REVIEW: A Distant Soil vol. 1: The Gathering by Colleen Doran
Princes and monarchs will contend
Who first unto your land shall send
And pawn the jewels of the crown
To call your distant soil their own.
—Henry David Thoreau
This weekend, I attended Boston Comic Con at which the talented Colleen Doran was a guest. Doran was literally the first woman in comic books I ever encountered, when I began reading The Sandman when I was 16 (though technically, both Jenette Kahn and Karen Berger’s names were on those books as well).
Her art struck me deeply even then, back when I barely grasped comics art and admittedly spent more time on the words than the pictures. In the third volume, Dream Country, she and Neil Gaiman reimagined the Element Girl’s existence as a tragedy. The Element Girl constructs a synthetic face from the elements so she could enjoy meeting an old friend for lunch, only to have it fall into her food— of course that sequence itself was memorable, but Doran was also able to clearly draw in the friend’s face confusion, horror, and concern in one expression, in just one panel. And Doran’s miniseries with J. Michael Straczynski, The Book of Lost Souls (soon to return, at long last, from Image Comics), was one of the first comics I started buying in issues, and the first I bought for the artist.
So it confuses even me to realize that I’ve previously never read more than a few dozen pages into A Distant Soil, Doran’s most famous work. It has been available for free on her website for as long as I can remember but whether due to my short attention span or continued attachment to paper, it just hasn’t gotten read. But I have been anticipating the definitive re-issue ever since it was first announced, and have followed the travails of the restoration process: learning the printer had destroyed the original negatives, tracking down long-sold off art, hiring restorationist Allan Harvey, and a generous gift of a high-resolution scanner and computer with the necessary processing power from JMS are but a few of the peaks and valleys.
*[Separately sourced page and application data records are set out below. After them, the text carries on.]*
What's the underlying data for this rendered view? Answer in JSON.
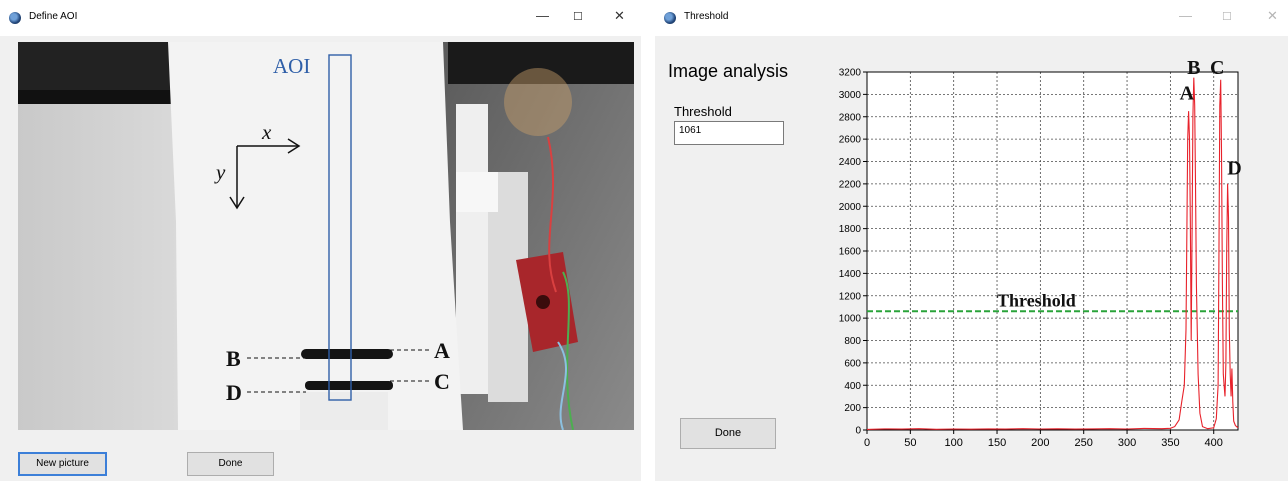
{
  "define_window": {
    "title": "Define AOI",
    "controls": {
      "minimize": "—",
      "maximize": "☐",
      "close": "✕"
    },
    "photo": {
      "aoi_label": "AOI",
      "axis_x_label": "x",
      "axis_y_label": "y",
      "marker_labels": {
        "a": "A",
        "b": "B",
        "c": "C",
        "d": "D"
      }
    },
    "buttons": {
      "new_picture": "New picture",
      "done": "Done"
    }
  },
  "threshold_window": {
    "title": "Threshold",
    "controls": {
      "minimize": "—",
      "maximize": "☐",
      "close": "✕"
    },
    "heading": "Image analysis",
    "threshold_label": "Threshold",
    "threshold_value": "1061",
    "done_label": "Done"
  },
  "chart_data": {
    "type": "line",
    "xlim": [
      0,
      428
    ],
    "ylim": [
      0,
      3200
    ],
    "x_ticks": [
      0,
      50,
      100,
      150,
      200,
      250,
      300,
      350,
      400
    ],
    "y_ticks": [
      0,
      200,
      400,
      600,
      800,
      1000,
      1200,
      1400,
      1600,
      1800,
      2000,
      2200,
      2400,
      2600,
      2800,
      3000,
      3200
    ],
    "grid": true,
    "threshold_value": 1061,
    "threshold_label": "Threshold",
    "colors": {
      "signal": "#e8222b",
      "threshold": "#2aa33a",
      "grid": "#4a4a4a"
    },
    "peak_labels": [
      {
        "label": "A",
        "x": 369,
        "y": 2900
      },
      {
        "label": "B",
        "x": 377,
        "y": 3130
      },
      {
        "label": "C",
        "x": 404,
        "y": 3130
      },
      {
        "label": "D",
        "x": 424,
        "y": 2230
      }
    ],
    "series": [
      {
        "points": [
          [
            0,
            5
          ],
          [
            20,
            10
          ],
          [
            40,
            8
          ],
          [
            60,
            12
          ],
          [
            80,
            6
          ],
          [
            100,
            9
          ],
          [
            120,
            7
          ],
          [
            140,
            10
          ],
          [
            160,
            8
          ],
          [
            180,
            12
          ],
          [
            200,
            9
          ],
          [
            220,
            11
          ],
          [
            240,
            8
          ],
          [
            260,
            10
          ],
          [
            280,
            12
          ],
          [
            300,
            9
          ],
          [
            320,
            14
          ],
          [
            340,
            12
          ],
          [
            350,
            15
          ],
          [
            355,
            30
          ],
          [
            360,
            90
          ],
          [
            363,
            250
          ],
          [
            366,
            400
          ],
          [
            368,
            900
          ],
          [
            369,
            1800
          ],
          [
            370,
            2600
          ],
          [
            371,
            2850
          ],
          [
            372,
            2600
          ],
          [
            373,
            1900
          ],
          [
            374,
            800
          ],
          [
            375,
            1800
          ],
          [
            376,
            2800
          ],
          [
            377,
            3150
          ],
          [
            378,
            2900
          ],
          [
            379,
            2200
          ],
          [
            380,
            1300
          ],
          [
            382,
            500
          ],
          [
            384,
            150
          ],
          [
            387,
            30
          ],
          [
            393,
            12
          ],
          [
            400,
            20
          ],
          [
            403,
            100
          ],
          [
            405,
            400
          ],
          [
            406,
            1500
          ],
          [
            407,
            2900
          ],
          [
            408,
            3130
          ],
          [
            409,
            2500
          ],
          [
            410,
            1300
          ],
          [
            411,
            500
          ],
          [
            412,
            400
          ],
          [
            413,
            300
          ],
          [
            414,
            600
          ],
          [
            415,
            1600
          ],
          [
            416,
            2200
          ],
          [
            417,
            1900
          ],
          [
            418,
            900
          ],
          [
            419,
            500
          ],
          [
            420,
            300
          ],
          [
            421,
            550
          ],
          [
            422,
            250
          ],
          [
            423,
            80
          ],
          [
            425,
            40
          ],
          [
            428,
            20
          ]
        ]
      }
    ]
  }
}
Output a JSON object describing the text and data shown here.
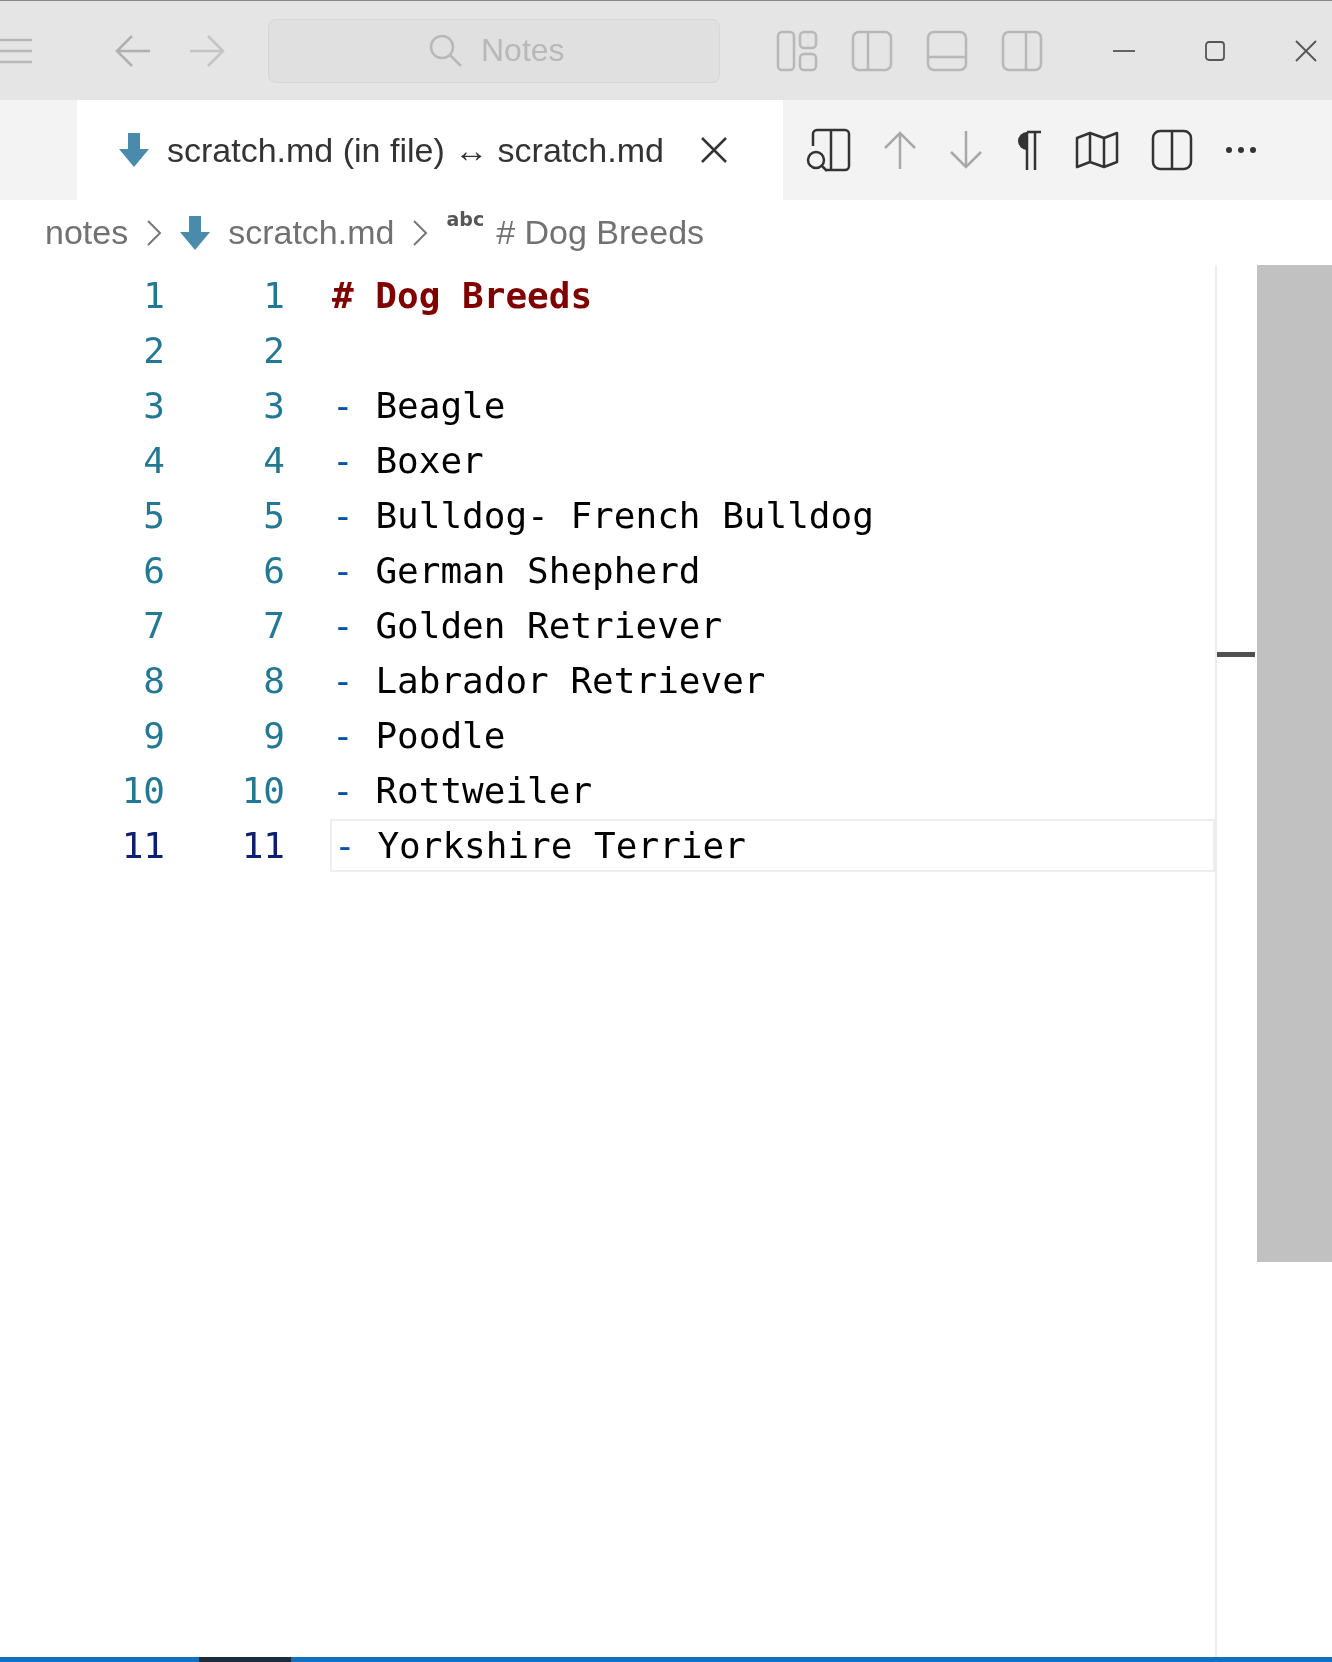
{
  "title_bar": {
    "search": {
      "placeholder": "Notes"
    }
  },
  "tab": {
    "title": "scratch.md (in file) ↔ scratch.md",
    "selected": true
  },
  "breadcrumb": {
    "items": [
      "notes",
      "scratch.md"
    ],
    "symbol_badge": "abc",
    "symbol": "# Dog Breeds"
  },
  "lines": [
    {
      "original": "1",
      "modified": "1",
      "kind": "heading",
      "text": "# Dog Breeds",
      "current": false
    },
    {
      "original": "2",
      "modified": "2",
      "kind": "blank",
      "current": false
    },
    {
      "original": "3",
      "modified": "3",
      "kind": "list",
      "marker": "-",
      "text": "Beagle",
      "current": false
    },
    {
      "original": "4",
      "modified": "4",
      "kind": "list",
      "marker": "-",
      "text": "Boxer",
      "current": false
    },
    {
      "original": "5",
      "modified": "5",
      "kind": "list",
      "marker": "-",
      "text": "Bulldog- French Bulldog",
      "current": false
    },
    {
      "original": "6",
      "modified": "6",
      "kind": "list",
      "marker": "-",
      "text": "German Shepherd",
      "current": false
    },
    {
      "original": "7",
      "modified": "7",
      "kind": "list",
      "marker": "-",
      "text": "Golden Retriever",
      "current": false
    },
    {
      "original": "8",
      "modified": "8",
      "kind": "list",
      "marker": "-",
      "text": "Labrador Retriever",
      "current": false
    },
    {
      "original": "9",
      "modified": "9",
      "kind": "list",
      "marker": "-",
      "text": "Poodle",
      "current": false
    },
    {
      "original": "10",
      "modified": "10",
      "kind": "list",
      "marker": "-",
      "text": "Rottweiler",
      "current": false
    },
    {
      "original": "11",
      "modified": "11",
      "kind": "list",
      "marker": "-",
      "text": "Yorkshire Terrier",
      "current": true
    }
  ]
}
All told, the restoration has cost upwards of $100,000.
I was able to pick up a copy early at Boston Comic Con from Doran herself, and I think Doran and Image should not have too much trouble earning that back. (Full review under the cut.)